Integrating Purpose in investment pitch is becoming a must for entrepreneurs
When entrepreneurs pitch their company idea to investors, it’s often said that a defining 60-second moment will separate success from failure.
While those behind startups place a lot of thought into their pitches, making sure they cover keywords that investors like to hear, such as product-market fit and scalability, a rising number of investors want to hear more about the purpose at the core of a young firm’s vision.
There are several definitions of purpose in business, but simply said, it is what the organization stands for, its raison d’être, where all its decisions, long and short term, spring from to create economic and social goals.
A purpose is fundamentally an integrated set of values in which the entrepreneur believes, that leads to sustainable performance and positive outcomes in the wider world.
Faced with environmental challenges and social inequalities, entrepreneurs are encouraged to look at these problems as opportunities to design scalable, financially-rewarding solutions that meet shareholders’ interests, while creating value for the environment and local communities.

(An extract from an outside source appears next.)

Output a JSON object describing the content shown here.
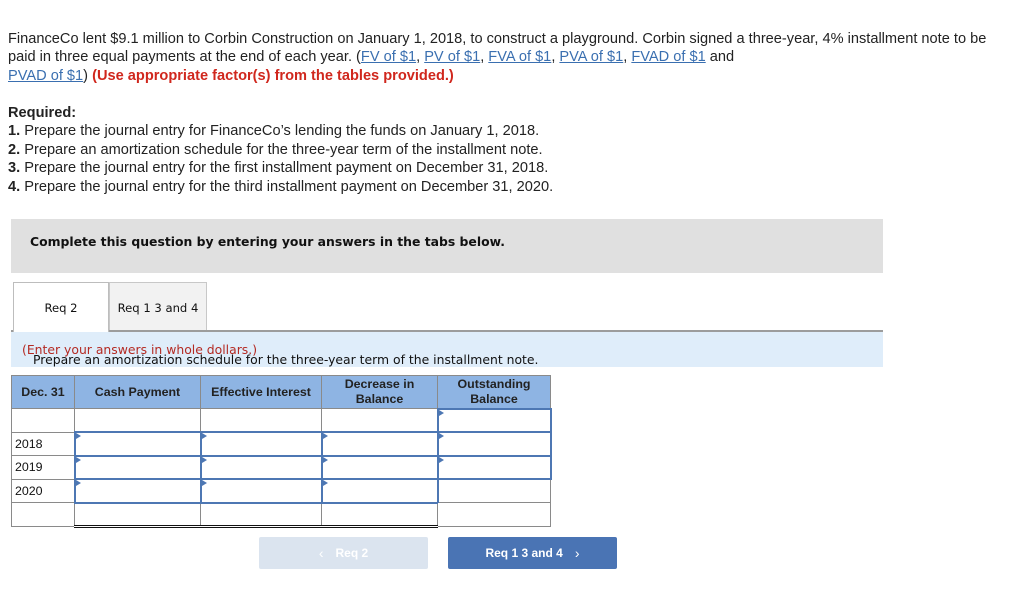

Globally, investors are increasingly interested in supporting innovative organizations that strive for better financial returns through these kinds of business models.
Michel Cezon, technology and startup coach at the EU’s European Innovation Council Accelerator and professor of entrepreneurship and strategy at Grenoble Ecole de Management, sees a growing trend of investors concerned about social and environmental issues.
He said: “Beyond the tech, my starting point is always the team, and how aligned they are with their value proposition and purpose. Otherwise, you might end up with a vegan opening a butchery”.
Cezon believes that entrepreneurs should be armed with a set of compatible values and a shared vision, which he sees as the best way to attract investors.
Investment in companies striving to do well by doing good also operate in the Middle East and North Africa region. A total of $444 million was invested in impact-driven startups in the area through venture capital firms, which grew by 15 percent between 2016 and 2021.
Experts such as Medea Nocentini, founder of UAE-based body Companies Creating Change, sees impact-driven demand coming from a diverse range of investors, including venture capitalists, corporates and family offices, who have a rising appetite for envirotech, edtech, healthtech, agritech and foodtech.
However, this purpose should not be used as a marketing tool, or as an add-on generic used to mask different motives within young companies. The goal is to move away from what Harvard Business School Professor Ranjay Gulati refers to as a “convenient purpose” to a “deep purpose”, a proactive commitment to positive commercial and social outcomes.
The demand for purpose-driven startups also comes from large corporations actively seeking to create efficient value chains and adopt scalable solutions that respond to environmental concerns.
In February, US food and drinks giant PepsiCo. announced the finalists to its greenhouse accelerator program, a grant and mentorship scheme, which invites consciously-driven startups from the MENA region to showcase ideas that provide sustainable packaging and encourage recycling. The winner will receive $100,000 and access to the group’s network to help grow the young firm’s operations.
A firm’s clear purpose, beyond financial performance, is becoming more significant to investors today. Profit is evidently essential to thrive, but more than ever, the purpose of an entrepreneur today is to create value among all of their stakeholders.
• May Barber is a LEED Green Associate Architect and brand management adviser focused on building brands with purpose.
• Mourad Ben Ayed is a seasoned adviser in finance and strategy focused on purpose-driven businesses and an educator at the American University in Sharjah.